» **DATASET RECORDS**
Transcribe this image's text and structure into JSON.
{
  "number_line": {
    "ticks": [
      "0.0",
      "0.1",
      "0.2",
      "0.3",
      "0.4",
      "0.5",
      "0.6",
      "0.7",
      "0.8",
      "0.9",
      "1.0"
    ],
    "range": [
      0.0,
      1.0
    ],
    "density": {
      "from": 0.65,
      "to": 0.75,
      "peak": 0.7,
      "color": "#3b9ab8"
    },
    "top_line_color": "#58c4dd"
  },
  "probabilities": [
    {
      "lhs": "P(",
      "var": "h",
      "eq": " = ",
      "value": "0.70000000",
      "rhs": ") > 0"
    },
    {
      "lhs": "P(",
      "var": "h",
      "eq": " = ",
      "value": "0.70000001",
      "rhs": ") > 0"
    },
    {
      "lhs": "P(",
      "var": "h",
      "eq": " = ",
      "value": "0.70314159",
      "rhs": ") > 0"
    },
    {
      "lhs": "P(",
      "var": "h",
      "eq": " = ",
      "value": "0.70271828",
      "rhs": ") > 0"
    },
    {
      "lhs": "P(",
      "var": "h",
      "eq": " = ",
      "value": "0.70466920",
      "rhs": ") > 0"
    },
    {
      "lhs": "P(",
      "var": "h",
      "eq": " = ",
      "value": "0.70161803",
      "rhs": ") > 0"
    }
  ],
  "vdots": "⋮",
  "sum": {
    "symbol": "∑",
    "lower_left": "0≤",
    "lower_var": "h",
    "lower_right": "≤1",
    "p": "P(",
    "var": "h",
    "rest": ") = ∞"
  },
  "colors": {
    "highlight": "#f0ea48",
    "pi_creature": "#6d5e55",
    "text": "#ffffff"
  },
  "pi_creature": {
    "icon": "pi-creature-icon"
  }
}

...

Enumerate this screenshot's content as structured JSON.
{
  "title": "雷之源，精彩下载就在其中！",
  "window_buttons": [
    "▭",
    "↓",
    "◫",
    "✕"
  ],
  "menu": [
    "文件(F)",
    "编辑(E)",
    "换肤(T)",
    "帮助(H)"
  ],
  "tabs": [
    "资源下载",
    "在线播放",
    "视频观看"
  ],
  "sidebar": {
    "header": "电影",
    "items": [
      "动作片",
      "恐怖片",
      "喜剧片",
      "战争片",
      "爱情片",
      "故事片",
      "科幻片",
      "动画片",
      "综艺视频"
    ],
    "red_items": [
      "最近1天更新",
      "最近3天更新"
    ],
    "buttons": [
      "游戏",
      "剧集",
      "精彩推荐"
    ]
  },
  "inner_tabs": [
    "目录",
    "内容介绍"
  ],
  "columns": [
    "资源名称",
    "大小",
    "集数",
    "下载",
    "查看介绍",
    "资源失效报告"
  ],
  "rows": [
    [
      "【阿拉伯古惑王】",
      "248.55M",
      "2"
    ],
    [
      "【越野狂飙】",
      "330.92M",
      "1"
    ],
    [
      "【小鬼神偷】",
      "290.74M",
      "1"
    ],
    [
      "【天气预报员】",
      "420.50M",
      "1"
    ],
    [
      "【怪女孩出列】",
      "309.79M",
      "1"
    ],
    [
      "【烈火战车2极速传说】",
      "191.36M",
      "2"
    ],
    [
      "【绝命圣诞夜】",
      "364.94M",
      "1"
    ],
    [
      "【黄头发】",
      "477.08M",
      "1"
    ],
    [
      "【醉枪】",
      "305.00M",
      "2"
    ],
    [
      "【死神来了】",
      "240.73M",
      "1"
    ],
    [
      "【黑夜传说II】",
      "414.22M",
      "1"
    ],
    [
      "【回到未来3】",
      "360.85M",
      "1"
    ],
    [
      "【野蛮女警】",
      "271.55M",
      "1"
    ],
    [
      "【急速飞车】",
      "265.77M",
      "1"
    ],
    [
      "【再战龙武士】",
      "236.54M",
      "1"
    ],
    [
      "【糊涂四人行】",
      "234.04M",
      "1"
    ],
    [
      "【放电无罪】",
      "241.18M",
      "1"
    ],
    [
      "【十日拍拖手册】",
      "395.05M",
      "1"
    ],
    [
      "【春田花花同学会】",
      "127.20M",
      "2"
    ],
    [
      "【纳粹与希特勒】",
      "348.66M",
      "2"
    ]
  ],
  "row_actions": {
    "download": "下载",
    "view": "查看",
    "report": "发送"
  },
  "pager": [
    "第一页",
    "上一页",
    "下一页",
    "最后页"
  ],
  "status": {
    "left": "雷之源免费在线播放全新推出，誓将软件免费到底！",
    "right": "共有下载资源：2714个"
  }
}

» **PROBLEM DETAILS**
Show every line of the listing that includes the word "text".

» **EXERCISE ANSWER**
Transcribe this image's text and structure into JSON.
    "text": "#ffffff"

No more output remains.